For any picture in the lines below, please leave it out and copy the rest exactly.
- - - - - - -
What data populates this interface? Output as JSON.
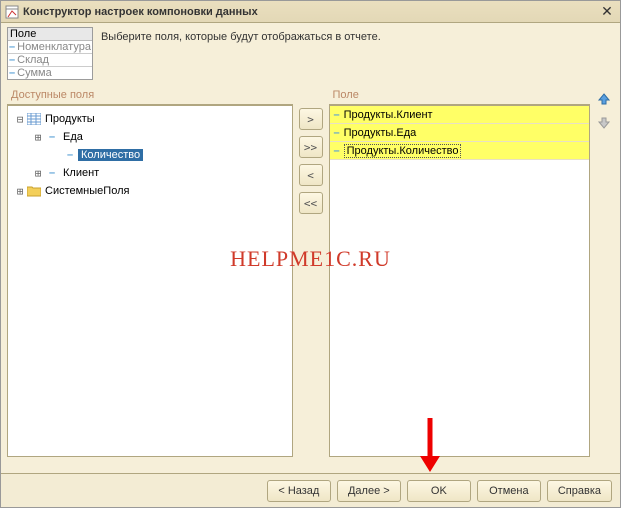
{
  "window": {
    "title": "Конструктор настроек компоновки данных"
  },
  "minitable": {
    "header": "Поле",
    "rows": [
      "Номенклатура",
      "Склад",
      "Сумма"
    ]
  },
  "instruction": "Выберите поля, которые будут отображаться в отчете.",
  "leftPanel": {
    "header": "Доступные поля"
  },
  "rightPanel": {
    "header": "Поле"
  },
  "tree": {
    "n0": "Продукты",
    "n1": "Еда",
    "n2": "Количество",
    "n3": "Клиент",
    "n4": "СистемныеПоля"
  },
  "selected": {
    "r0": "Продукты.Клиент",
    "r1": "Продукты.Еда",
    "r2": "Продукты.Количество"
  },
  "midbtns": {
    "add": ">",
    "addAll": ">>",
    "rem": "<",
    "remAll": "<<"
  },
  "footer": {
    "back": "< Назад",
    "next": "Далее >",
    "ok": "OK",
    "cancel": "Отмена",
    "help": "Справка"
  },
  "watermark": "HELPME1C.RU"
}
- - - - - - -
ANSWER:
What data populates this interface? Output as JSON.
{
  "window": {
    "title": "Конструктор настроек компоновки данных"
  },
  "minitable": {
    "header": "Поле",
    "rows": [
      "Номенклатура",
      "Склад",
      "Сумма"
    ]
  },
  "instruction": "Выберите поля, которые будут отображаться в отчете.",
  "leftPanel": {
    "header": "Доступные поля"
  },
  "rightPanel": {
    "header": "Поле"
  },
  "tree": {
    "n0": "Продукты",
    "n1": "Еда",
    "n2": "Количество",
    "n3": "Клиент",
    "n4": "СистемныеПоля"
  },
  "selected": {
    "r0": "Продукты.Клиент",
    "r1": "Продукты.Еда",
    "r2": "Продукты.Количество"
  },
  "midbtns": {
    "add": ">",
    "addAll": ">>",
    "rem": "<",
    "remAll": "<<"
  },
  "footer": {
    "back": "< Назад",
    "next": "Далее >",
    "ok": "OK",
    "cancel": "Отмена",
    "help": "Справка"
  },
  "watermark": "HELPME1C.RU"
}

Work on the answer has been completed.